BEGIN INPUT DATA

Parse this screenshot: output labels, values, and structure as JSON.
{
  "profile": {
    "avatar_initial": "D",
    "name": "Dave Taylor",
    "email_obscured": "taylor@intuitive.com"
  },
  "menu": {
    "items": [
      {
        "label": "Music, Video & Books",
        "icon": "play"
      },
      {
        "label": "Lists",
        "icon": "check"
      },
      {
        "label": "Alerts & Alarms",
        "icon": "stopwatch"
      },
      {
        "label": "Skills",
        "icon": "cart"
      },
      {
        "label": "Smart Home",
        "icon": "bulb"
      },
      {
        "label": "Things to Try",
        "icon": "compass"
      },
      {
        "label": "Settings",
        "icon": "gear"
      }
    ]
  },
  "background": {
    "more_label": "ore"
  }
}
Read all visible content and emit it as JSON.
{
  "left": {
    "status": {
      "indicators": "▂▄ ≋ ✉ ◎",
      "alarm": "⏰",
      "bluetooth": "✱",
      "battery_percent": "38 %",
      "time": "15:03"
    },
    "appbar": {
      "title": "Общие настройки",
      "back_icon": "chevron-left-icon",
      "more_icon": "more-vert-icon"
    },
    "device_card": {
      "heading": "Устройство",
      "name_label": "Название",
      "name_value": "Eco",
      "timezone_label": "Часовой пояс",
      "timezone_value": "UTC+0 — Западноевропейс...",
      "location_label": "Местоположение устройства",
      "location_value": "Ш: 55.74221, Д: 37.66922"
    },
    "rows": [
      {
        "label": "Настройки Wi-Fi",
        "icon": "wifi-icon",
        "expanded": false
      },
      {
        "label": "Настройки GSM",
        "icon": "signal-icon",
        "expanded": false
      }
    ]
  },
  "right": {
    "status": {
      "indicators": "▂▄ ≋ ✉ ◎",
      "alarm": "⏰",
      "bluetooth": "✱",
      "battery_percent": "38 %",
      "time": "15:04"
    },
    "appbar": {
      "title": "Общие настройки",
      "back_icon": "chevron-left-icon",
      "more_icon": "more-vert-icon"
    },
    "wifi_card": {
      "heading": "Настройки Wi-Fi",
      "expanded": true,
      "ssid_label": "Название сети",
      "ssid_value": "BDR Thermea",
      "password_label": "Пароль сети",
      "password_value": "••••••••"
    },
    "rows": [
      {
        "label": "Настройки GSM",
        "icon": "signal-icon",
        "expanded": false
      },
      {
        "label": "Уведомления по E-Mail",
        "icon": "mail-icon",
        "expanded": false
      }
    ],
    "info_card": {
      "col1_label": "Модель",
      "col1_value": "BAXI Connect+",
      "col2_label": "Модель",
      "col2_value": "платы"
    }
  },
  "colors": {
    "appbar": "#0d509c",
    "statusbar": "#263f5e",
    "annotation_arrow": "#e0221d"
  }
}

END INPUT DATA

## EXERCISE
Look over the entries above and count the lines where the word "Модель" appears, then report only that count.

## COMPLETED EXERCISE
2